It happened overnight, which I hear is really quite typical. My 11-year-old, Aden, got in the car after basketball practice. I expected to hear the usual: whether he'd made any half-court shots, how Drake was a ball hog, and their odds of getting to the playoffs. I got: crickets. I thought he was coming down with a cold. Later, the coach told me how exciting that practice had been: He'd announced that the championships were clinched, and they were going in number one in the eastern division. How was Aden not bursting with news that big? When I demanded “Why didn't you tell me?!” his murmured reply signaled the end of conversation as I knew it: “I dunno."

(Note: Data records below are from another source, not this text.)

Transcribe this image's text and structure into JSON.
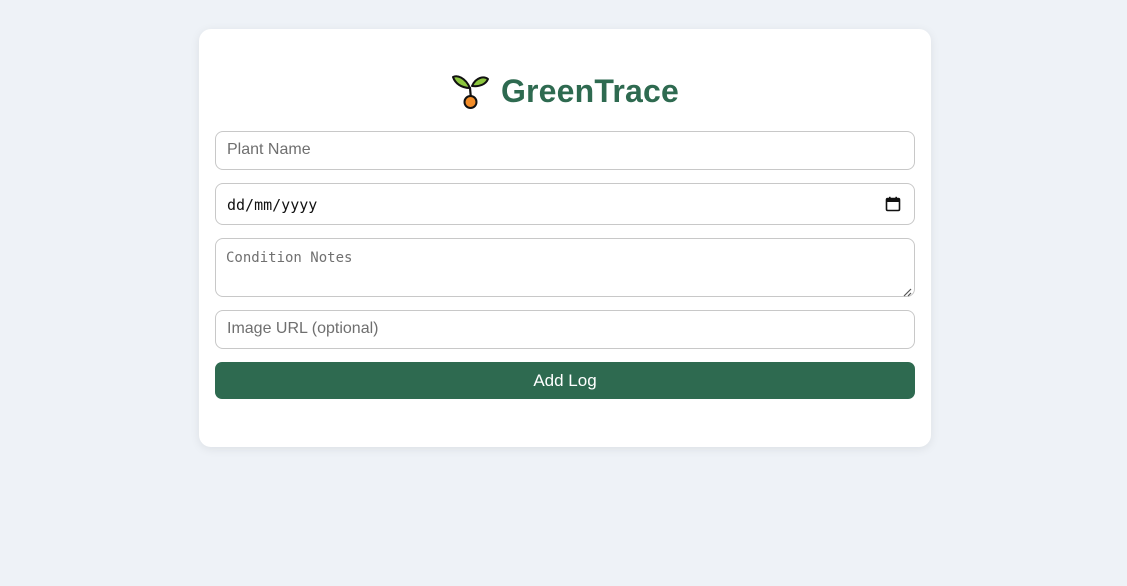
{
  "app": {
    "title": "GreenTrace",
    "logo_icon": "seedling-icon",
    "brand_color": "#2e6a50",
    "background_color": "#eef2f7"
  },
  "form": {
    "plant_name": {
      "value": "",
      "placeholder": "Plant Name"
    },
    "date": {
      "value": "",
      "display": "dd/mm/yyyy",
      "icon": "calendar-icon"
    },
    "condition_notes": {
      "value": "",
      "placeholder": "Condition Notes"
    },
    "image_url": {
      "value": "",
      "placeholder": "Image URL (optional)"
    },
    "submit_label": "Add Log"
  }
}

“The years from ten to twelve see a developmental push toward independence similar to the one from infant to toddler. The big difference is that you're afraid of this transition. Nobody's pulling out the camera to immortalize the closed bedroom door, like they did when the same child took her first steps,” explains Julie Ross, author ofHow to Hug a Porcupine: Negotiating the Prickly Points of the Tween Years.
There are other tectonic shifts afoot: Pleasing you is no longer top priority. “Budding hormones have begun to subconsciously signal that their future mate will be found in the peer group, not in the living room. Thus, they don't feel the same need to get your approval as they did when their survival depended on you,” says Annie Fox, author of the Middle School Confidential series. Ouch.
Yet chatting can unearth problems, like bullying. “If you give up on trying to talk to your tween, you may end up judging him only on visible markers—like grades—which can make him feel misunderstood,” says Neil McNerney, a licensed family counselor in Reston, VA. Try these tips on how to talk to your kids.